The creation of the Washington Street Park as a gathering place in downtown has been a huge step forward, but what about the hill between Washington Street and Levee Street that is now best used for children sliding on cardboard. The creation of the amphitheater could put that good space to good use.
We have also been critical of Levee Street’s condition from Clay Street traveling north to where it connects with Washington Street. Even though it is used as a truck route, attention must be paid to this stretch of road, not just for those who travel it for business, but for those shopping at Levee Street Marketplace and visiting the Lower Mississippi River Museum.
While those needs mentioned above are important, today we call on the city, officials with the U.S. Army Corps of Engineers, and others who need to be part of the discussion, to review the current flood-fighting efforts implemented downtown and how to bring them into the 21st Century.
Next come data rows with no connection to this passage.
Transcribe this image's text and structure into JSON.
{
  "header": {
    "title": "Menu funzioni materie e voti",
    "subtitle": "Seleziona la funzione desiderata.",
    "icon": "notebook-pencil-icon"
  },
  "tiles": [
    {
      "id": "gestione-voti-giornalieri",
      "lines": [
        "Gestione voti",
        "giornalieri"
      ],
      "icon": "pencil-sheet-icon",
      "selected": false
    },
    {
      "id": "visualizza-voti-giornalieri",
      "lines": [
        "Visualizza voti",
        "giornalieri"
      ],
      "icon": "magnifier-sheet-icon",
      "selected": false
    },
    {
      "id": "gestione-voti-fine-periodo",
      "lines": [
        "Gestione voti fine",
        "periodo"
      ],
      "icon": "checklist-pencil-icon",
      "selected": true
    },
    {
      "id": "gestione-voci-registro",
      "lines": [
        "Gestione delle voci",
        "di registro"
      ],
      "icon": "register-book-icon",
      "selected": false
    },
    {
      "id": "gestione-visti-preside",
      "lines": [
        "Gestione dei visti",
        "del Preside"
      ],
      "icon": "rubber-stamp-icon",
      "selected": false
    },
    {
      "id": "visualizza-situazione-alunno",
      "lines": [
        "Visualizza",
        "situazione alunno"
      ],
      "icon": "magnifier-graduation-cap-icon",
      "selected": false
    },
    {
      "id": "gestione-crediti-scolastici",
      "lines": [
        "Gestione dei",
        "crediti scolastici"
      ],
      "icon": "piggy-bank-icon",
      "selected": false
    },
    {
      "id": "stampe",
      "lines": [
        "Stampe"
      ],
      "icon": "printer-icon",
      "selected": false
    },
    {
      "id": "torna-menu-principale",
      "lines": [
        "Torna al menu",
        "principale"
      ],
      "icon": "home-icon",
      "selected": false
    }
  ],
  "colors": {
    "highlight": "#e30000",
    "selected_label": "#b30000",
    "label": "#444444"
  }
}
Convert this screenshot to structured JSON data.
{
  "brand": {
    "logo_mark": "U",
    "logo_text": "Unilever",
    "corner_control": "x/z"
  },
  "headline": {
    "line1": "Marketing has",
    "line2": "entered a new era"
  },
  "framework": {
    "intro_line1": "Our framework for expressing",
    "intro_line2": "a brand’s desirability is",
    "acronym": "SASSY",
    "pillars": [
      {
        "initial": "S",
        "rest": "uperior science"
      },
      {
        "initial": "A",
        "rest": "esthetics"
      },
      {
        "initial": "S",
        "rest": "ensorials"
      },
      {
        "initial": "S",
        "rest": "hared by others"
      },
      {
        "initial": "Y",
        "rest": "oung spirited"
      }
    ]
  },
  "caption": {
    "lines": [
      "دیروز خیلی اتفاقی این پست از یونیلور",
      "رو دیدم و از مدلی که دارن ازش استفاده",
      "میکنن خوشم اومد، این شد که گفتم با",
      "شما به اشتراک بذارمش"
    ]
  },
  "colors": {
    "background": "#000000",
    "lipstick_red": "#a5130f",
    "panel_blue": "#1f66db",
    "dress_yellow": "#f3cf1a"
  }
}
The war waged by city crews currently involves what appears to be an interlocking system of railroad ties and tar at key points near the riverfront. The practice has been often criticized by Mayor George Flaggs Jr. and we agree.
Is there not a better, more efficient and modern way? Has not technology advanced by leaps and bounds since the development of this particular flood-fighting effort?
While the city and business owners have made significant investments into the growth and development of our downtown, we would hope a similar investment — both in time and energy — could be spent on how to best protect it.